=== Work order ===
Report all lines of the records that contain "Principle".

=== Exercise data ===
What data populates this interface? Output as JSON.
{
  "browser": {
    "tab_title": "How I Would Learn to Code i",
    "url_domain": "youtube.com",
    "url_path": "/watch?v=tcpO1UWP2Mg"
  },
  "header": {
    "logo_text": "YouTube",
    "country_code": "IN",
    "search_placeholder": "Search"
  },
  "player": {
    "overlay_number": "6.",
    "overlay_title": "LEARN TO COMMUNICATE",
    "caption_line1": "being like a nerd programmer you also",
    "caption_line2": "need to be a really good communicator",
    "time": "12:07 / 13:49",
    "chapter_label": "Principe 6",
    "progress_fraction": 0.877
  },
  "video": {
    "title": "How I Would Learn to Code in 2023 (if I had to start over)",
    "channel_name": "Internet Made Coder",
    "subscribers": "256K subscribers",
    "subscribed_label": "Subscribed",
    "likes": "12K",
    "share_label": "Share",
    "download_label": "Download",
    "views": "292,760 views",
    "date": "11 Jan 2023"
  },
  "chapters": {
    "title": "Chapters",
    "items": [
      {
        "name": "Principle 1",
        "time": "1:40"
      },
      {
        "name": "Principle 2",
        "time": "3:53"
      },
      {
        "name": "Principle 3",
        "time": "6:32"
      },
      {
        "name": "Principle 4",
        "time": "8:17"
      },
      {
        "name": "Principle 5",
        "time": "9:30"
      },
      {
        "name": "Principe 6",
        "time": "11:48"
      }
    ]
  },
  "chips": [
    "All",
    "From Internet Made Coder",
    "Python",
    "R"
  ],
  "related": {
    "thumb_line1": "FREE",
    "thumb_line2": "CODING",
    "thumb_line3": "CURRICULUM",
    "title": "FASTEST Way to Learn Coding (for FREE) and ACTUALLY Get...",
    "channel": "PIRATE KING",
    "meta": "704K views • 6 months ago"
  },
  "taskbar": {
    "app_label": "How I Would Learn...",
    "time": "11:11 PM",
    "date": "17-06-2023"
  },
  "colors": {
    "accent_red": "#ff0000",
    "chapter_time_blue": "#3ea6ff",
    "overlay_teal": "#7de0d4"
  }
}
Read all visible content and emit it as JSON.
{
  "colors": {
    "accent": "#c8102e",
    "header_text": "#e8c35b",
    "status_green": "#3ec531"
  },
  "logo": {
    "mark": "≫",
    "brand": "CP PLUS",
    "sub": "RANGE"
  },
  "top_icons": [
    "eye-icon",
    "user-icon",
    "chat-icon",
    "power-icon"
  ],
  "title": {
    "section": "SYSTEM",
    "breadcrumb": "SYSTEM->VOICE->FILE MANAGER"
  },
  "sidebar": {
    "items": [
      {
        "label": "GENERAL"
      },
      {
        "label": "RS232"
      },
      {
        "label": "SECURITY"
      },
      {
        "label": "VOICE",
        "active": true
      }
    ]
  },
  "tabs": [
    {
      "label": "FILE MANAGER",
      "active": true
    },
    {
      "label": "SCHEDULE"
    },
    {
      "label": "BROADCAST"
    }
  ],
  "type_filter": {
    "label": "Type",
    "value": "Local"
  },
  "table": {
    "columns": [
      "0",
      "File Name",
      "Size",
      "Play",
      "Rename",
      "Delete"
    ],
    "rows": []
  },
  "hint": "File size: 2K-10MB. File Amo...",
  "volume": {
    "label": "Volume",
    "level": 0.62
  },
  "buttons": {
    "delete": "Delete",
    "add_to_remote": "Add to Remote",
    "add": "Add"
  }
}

=== Exercise answer ===
        "name": "Principle 1",
        "name": "Principle 2",
        "name": "Principle 3",
        "name": "Principle 4",
        "name": "Principle 5",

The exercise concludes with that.